» **Dataset entries**:
□ □ □ □ □
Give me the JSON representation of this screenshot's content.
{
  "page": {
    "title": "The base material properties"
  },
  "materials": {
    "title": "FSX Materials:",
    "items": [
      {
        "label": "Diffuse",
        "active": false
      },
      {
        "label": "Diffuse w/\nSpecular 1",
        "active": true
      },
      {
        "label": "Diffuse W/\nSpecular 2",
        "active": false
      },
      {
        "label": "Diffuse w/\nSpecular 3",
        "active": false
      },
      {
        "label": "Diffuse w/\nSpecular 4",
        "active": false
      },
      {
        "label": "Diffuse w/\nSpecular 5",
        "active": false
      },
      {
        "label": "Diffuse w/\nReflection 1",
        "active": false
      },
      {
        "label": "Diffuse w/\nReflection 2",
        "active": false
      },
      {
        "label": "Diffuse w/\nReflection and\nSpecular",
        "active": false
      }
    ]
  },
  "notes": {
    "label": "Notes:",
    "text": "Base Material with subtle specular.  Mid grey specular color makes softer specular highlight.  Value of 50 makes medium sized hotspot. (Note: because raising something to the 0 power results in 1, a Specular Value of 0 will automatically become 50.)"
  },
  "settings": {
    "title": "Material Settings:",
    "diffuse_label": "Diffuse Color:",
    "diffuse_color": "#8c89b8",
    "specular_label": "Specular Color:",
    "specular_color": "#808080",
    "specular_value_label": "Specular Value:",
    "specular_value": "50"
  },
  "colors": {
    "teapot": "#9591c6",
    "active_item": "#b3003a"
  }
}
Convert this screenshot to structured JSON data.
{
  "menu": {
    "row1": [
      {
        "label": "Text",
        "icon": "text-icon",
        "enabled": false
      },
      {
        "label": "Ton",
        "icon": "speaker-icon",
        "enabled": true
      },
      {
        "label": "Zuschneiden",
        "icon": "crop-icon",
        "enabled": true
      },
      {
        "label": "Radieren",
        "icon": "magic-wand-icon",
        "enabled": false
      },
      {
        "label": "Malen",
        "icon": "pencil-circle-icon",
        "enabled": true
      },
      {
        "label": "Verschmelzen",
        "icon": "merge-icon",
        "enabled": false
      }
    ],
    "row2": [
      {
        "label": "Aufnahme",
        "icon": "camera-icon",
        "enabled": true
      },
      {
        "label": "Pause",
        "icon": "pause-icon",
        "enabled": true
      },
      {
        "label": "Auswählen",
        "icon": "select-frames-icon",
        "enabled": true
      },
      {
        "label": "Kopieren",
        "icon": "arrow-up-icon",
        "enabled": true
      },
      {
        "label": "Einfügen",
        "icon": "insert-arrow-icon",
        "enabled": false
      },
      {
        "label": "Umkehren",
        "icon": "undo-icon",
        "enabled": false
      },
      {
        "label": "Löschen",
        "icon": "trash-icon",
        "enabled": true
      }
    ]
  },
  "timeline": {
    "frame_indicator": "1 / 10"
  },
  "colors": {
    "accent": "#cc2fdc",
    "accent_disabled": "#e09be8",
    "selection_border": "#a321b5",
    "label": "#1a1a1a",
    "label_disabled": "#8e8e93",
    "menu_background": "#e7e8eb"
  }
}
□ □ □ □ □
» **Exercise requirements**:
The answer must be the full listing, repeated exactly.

» **Answer to this exercise**:
Give me the JSON representation of this screenshot's content.
{
  "page": {
    "title": "The base material properties"
  },
  "materials": {
    "title": "FSX Materials:",
    "items": [
      {
        "label": "Diffuse",
        "active": false
      },
      {
        "label": "Diffuse w/\nSpecular 1",
        "active": true
      },
      {
        "label": "Diffuse W/\nSpecular 2",
        "active": false
      },
      {
        "label": "Diffuse w/\nSpecular 3",
        "active": false
      },
      {
        "label": "Diffuse w/\nSpecular 4",
        "active": false
      },
      {
        "label": "Diffuse w/\nSpecular 5",
        "active": false
      },
      {
        "label": "Diffuse w/\nReflection 1",
        "active": false
      },
      {
        "label": "Diffuse w/\nReflection 2",
        "active": false
      },
      {
        "label": "Diffuse w/\nReflection and\nSpecular",
        "active": false
      }
    ]
  },
  "notes": {
    "label": "Notes:",
    "text": "Base Material with subtle specular.  Mid grey specular color makes softer specular highlight.  Value of 50 makes medium sized hotspot. (Note: because raising something to the 0 power results in 1, a Specular Value of 0 will automatically become 50.)"
  },
  "settings": {
    "title": "Material Settings:",
    "diffuse_label": "Diffuse Color:",
    "diffuse_color": "#8c89b8",
    "specular_label": "Specular Color:",
    "specular_color": "#808080",
    "specular_value_label": "Specular Value:",
    "specular_value": "50"
  },
  "colors": {
    "teapot": "#9591c6",
    "active_item": "#b3003a"
  }
}
Convert this screenshot to structured JSON data.
{
  "menu": {
    "row1": [
      {
        "label": "Text",
        "icon": "text-icon",
        "enabled": false
      },
      {
        "label": "Ton",
        "icon": "speaker-icon",
        "enabled": true
      },
      {
        "label": "Zuschneiden",
        "icon": "crop-icon",
        "enabled": true
      },
      {
        "label": "Radieren",
        "icon": "magic-wand-icon",
        "enabled": false
      },
      {
        "label": "Malen",
        "icon": "pencil-circle-icon",
        "enabled": true
      },
      {
        "label": "Verschmelzen",
        "icon": "merge-icon",
        "enabled": false
      }
    ],
    "row2": [
      {
        "label": "Aufnahme",
        "icon": "camera-icon",
        "enabled": true
      },
      {
        "label": "Pause",
        "icon": "pause-icon",
        "enabled": true
      },
      {
        "label": "Auswählen",
        "icon": "select-frames-icon",
        "enabled": true
      },
      {
        "label": "Kopieren",
        "icon": "arrow-up-icon",
        "enabled": true
      },
      {
        "label": "Einfügen",
        "icon": "insert-arrow-icon",
        "enabled": false
      },
      {
        "label": "Umkehren",
        "icon": "undo-icon",
        "enabled": false
      },
      {
        "label": "Löschen",
        "icon": "trash-icon",
        "enabled": true
      }
    ]
  },
  "timeline": {
    "frame_indicator": "1 / 10"
  },
  "colors": {
    "accent": "#cc2fdc",
    "accent_disabled": "#e09be8",
    "selection_border": "#a321b5",
    "label": "#1a1a1a",
    "label_disabled": "#8e8e93",
    "menu_background": "#e7e8eb"
  }
}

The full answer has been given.